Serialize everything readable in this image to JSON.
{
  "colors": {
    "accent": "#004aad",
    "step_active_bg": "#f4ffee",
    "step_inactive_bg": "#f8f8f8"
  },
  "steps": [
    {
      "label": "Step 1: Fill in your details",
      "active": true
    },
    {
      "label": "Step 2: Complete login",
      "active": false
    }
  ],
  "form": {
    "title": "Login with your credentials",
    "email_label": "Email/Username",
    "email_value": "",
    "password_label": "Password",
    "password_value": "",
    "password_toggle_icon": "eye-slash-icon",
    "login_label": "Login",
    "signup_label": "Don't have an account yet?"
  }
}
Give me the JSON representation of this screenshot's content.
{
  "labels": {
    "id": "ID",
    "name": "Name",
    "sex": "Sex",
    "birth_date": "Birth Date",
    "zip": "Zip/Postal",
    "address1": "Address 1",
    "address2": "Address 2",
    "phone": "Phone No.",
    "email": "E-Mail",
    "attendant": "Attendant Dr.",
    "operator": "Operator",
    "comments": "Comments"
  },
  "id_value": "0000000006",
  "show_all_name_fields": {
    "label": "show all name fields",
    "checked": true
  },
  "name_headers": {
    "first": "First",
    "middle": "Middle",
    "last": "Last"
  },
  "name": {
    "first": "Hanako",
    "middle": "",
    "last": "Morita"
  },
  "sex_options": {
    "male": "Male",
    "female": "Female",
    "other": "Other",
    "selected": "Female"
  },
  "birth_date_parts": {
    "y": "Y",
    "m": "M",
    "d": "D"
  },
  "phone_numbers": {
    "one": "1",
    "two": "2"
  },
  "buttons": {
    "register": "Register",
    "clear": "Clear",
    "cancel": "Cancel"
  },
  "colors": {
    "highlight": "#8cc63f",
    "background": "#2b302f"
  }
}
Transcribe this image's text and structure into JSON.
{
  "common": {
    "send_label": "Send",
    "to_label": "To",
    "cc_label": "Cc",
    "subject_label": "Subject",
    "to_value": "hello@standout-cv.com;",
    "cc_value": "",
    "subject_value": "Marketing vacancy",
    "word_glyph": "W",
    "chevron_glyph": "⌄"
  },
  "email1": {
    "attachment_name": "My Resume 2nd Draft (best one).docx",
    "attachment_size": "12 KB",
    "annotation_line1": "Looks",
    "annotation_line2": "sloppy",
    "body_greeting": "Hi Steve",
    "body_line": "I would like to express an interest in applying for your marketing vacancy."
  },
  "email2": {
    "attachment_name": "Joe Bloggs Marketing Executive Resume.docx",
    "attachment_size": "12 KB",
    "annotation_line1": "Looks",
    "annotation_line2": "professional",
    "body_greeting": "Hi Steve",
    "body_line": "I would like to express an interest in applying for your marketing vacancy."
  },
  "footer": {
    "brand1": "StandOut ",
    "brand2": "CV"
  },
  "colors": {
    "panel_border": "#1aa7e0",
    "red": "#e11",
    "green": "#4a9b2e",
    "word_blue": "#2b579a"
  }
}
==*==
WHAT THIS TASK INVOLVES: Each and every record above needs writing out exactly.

ANSWER TO THE PROBLEM:
Serialize everything readable in this image to JSON.
{
  "colors": {
    "accent": "#004aad",
    "step_active_bg": "#f4ffee",
    "step_inactive_bg": "#f8f8f8"
  },
  "steps": [
    {
      "label": "Step 1: Fill in your details",
      "active": true
    },
    {
      "label": "Step 2: Complete login",
      "active": false
    }
  ],
  "form": {
    "title": "Login with your credentials",
    "email_label": "Email/Username",
    "email_value": "",
    "password_label": "Password",
    "password_value": "",
    "password_toggle_icon": "eye-slash-icon",
    "login_label": "Login",
    "signup_label": "Don't have an account yet?"
  }
}
Give me the JSON representation of this screenshot's content.
{
  "labels": {
    "id": "ID",
    "name": "Name",
    "sex": "Sex",
    "birth_date": "Birth Date",
    "zip": "Zip/Postal",
    "address1": "Address 1",
    "address2": "Address 2",
    "phone": "Phone No.",
    "email": "E-Mail",
    "attendant": "Attendant Dr.",
    "operator": "Operator",
    "comments": "Comments"
  },
  "id_value": "0000000006",
  "show_all_name_fields": {
    "label": "show all name fields",
    "checked": true
  },
  "name_headers": {
    "first": "First",
    "middle": "Middle",
    "last": "Last"
  },
  "name": {
    "first": "Hanako",
    "middle": "",
    "last": "Morita"
  },
  "sex_options": {
    "male": "Male",
    "female": "Female",
    "other": "Other",
    "selected": "Female"
  },
  "birth_date_parts": {
    "y": "Y",
    "m": "M",
    "d": "D"
  },
  "phone_numbers": {
    "one": "1",
    "two": "2"
  },
  "buttons": {
    "register": "Register",
    "clear": "Clear",
    "cancel": "Cancel"
  },
  "colors": {
    "highlight": "#8cc63f",
    "background": "#2b302f"
  }
}
Transcribe this image's text and structure into JSON.
{
  "common": {
    "send_label": "Send",
    "to_label": "To",
    "cc_label": "Cc",
    "subject_label": "Subject",
    "to_value": "hello@standout-cv.com;",
    "cc_value": "",
    "subject_value": "Marketing vacancy",
    "word_glyph": "W",
    "chevron_glyph": "⌄"
  },
  "email1": {
    "attachment_name": "My Resume 2nd Draft (best one).docx",
    "attachment_size": "12 KB",
    "annotation_line1": "Looks",
    "annotation_line2": "sloppy",
    "body_greeting": "Hi Steve",
    "body_line": "I would like to express an interest in applying for your marketing vacancy."
  },
  "email2": {
    "attachment_name": "Joe Bloggs Marketing Executive Resume.docx",
    "attachment_size": "12 KB",
    "annotation_line1": "Looks",
    "annotation_line2": "professional",
    "body_greeting": "Hi Steve",
    "body_line": "I would like to express an interest in applying for your marketing vacancy."
  },
  "footer": {
    "brand1": "StandOut ",
    "brand2": "CV"
  },
  "colors": {
    "panel_border": "#1aa7e0",
    "red": "#e11",
    "green": "#4a9b2e",
    "word_blue": "#2b579a"
  }
}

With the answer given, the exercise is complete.